(16) The following process is adopted in practice to dissolve the pyroxyline in camphor, eliminate the solvent, and form a solid mass of celluloid at one operation. The prepared mixture of soluble pyroxyline and camphor is first dried, by compressing the moist pulpy compound into convenient sized cakes, about 1/4 in. to 1/2 in. thick, and arranging them in a pile with intermediate layers of paper, or other absorbent material, and. subjecting the pile to pressure in a hydraulic press. By this means, the material is uniformly and sufficiently deprived of its moisture, while the compression of the material and exclusion of the air prevent all danger of ignition when exposed to the sun or the heated air of a drying-room.
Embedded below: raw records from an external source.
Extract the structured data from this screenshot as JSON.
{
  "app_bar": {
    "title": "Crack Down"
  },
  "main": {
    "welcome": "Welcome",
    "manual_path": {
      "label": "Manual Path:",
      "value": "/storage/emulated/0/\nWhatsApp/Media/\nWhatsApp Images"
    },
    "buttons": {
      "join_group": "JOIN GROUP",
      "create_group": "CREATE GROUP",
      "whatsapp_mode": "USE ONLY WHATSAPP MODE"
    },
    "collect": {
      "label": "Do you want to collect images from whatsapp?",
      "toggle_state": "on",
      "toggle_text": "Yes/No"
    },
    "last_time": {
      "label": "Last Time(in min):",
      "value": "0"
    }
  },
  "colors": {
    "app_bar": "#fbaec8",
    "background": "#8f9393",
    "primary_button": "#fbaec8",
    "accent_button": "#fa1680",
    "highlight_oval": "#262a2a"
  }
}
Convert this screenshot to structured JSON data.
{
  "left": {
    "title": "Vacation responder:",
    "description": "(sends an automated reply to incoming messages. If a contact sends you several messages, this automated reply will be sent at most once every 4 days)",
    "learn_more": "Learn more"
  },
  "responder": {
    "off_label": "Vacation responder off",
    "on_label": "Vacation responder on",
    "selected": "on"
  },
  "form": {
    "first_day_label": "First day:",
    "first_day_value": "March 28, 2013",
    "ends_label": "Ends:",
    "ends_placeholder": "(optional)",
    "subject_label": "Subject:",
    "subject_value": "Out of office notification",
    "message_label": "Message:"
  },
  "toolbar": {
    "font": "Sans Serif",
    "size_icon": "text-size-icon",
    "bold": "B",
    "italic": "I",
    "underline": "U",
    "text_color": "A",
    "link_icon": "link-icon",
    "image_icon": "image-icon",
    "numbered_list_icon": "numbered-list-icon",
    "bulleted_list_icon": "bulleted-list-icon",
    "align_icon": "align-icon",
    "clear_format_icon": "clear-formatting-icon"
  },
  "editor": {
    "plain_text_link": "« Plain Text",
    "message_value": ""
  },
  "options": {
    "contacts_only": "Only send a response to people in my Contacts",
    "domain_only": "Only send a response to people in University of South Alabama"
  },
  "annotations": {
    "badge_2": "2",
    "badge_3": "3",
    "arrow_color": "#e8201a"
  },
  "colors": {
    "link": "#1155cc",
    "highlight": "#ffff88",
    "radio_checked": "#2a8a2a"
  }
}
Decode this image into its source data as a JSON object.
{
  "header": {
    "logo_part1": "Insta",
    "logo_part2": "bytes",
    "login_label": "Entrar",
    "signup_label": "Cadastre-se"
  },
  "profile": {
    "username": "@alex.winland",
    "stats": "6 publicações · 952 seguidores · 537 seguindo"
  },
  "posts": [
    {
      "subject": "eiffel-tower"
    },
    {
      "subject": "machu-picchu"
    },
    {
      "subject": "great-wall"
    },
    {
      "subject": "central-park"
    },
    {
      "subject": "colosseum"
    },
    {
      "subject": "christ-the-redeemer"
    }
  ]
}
The mixture of pyroxyline and camphor is subjected to pressure by means of a plunger in a heated cylinder provided with a discharge nozzle or pipe, the cylinder being of sufficient length to cause the conversion of the pyroxyline to take place while the material is being gradually forced through it, so that by replenishing it as it becomes partially empty, a gradual discharge of the celluloid is effected, in the form of a continuous bar or sheet.

The cylinder is unequally heated, in such a manner that the mixed material will first be compacted in the colder portion, before the solvent is melted and the process of transformation commences. The air is thus allowed to escape more freely, and is more completely expelled, while the conversion of the pyroxyline is effected in another and hotter portion of the cylinder, as the mass is forced through it. The upper or receiving end of the cylinder is cooled by being surrounded by a cold-water jacket; and the lower or discharging end is heated by a steam or hot-water jacket. The former is supplied by the escape pipe of the hydraulic engine. In the discharge end of the converting cylinder is a central heating and distributing case, constructed with radial pins or projections, by which the material, before it escapes from the cylinder, is caused to pass through the annular space around the central core, and in contact with the heated surface of the cylinder, while the spurs or pins divide and mix the material, and at the same time serve to conduct the heat from the cylinder to the central core.